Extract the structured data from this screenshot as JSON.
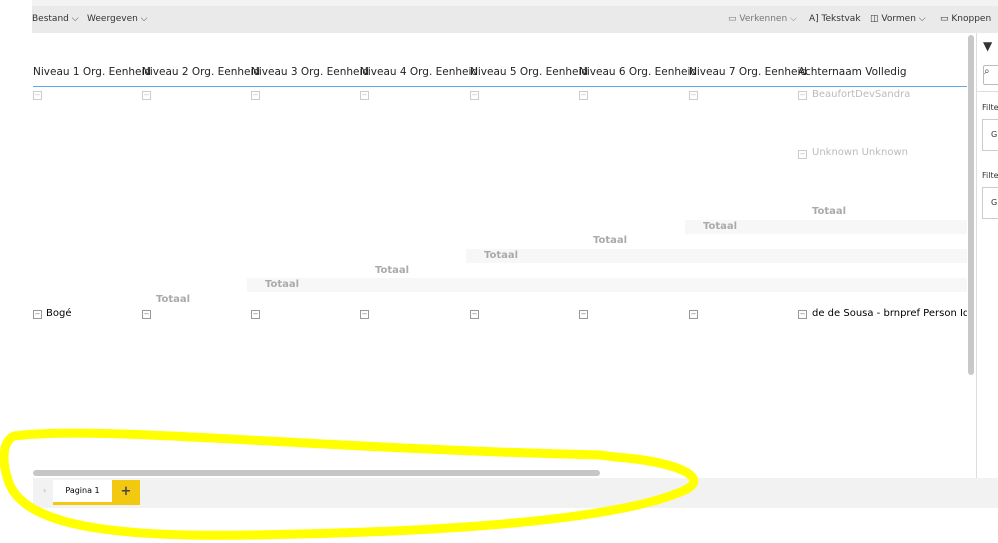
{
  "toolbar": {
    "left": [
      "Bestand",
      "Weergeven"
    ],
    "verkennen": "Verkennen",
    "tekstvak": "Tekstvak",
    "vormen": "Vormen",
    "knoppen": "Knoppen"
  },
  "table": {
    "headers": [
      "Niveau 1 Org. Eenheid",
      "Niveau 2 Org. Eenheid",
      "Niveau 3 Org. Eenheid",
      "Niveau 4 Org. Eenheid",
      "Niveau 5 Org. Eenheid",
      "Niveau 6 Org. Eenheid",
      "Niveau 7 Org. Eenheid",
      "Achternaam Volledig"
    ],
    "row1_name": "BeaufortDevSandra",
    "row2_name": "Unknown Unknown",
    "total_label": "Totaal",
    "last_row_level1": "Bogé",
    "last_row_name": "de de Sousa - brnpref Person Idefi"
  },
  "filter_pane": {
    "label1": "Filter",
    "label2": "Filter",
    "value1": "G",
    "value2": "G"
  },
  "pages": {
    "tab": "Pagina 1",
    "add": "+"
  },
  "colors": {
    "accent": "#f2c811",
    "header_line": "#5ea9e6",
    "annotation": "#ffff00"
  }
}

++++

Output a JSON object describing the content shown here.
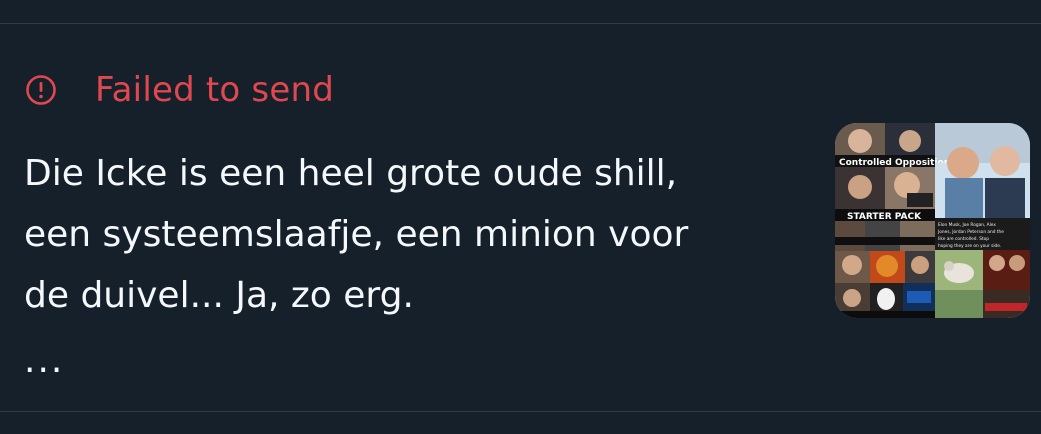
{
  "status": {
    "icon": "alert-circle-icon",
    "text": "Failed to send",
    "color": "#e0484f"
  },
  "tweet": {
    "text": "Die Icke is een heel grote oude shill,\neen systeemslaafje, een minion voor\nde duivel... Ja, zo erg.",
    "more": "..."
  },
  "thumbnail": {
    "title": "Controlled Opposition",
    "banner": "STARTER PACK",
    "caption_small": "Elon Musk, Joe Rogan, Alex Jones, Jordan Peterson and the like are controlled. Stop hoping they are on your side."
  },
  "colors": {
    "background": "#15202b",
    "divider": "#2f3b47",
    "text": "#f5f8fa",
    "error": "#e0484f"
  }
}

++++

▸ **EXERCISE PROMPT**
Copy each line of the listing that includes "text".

▸ **EXERCISE ANSWER**
    "text": "Failed to send",
    "text": "Die Icke is een heel grote oude shill,\neen systeemslaafje, een minion voor\nde duivel... Ja, zo erg.",
    "text": "#f5f8fa",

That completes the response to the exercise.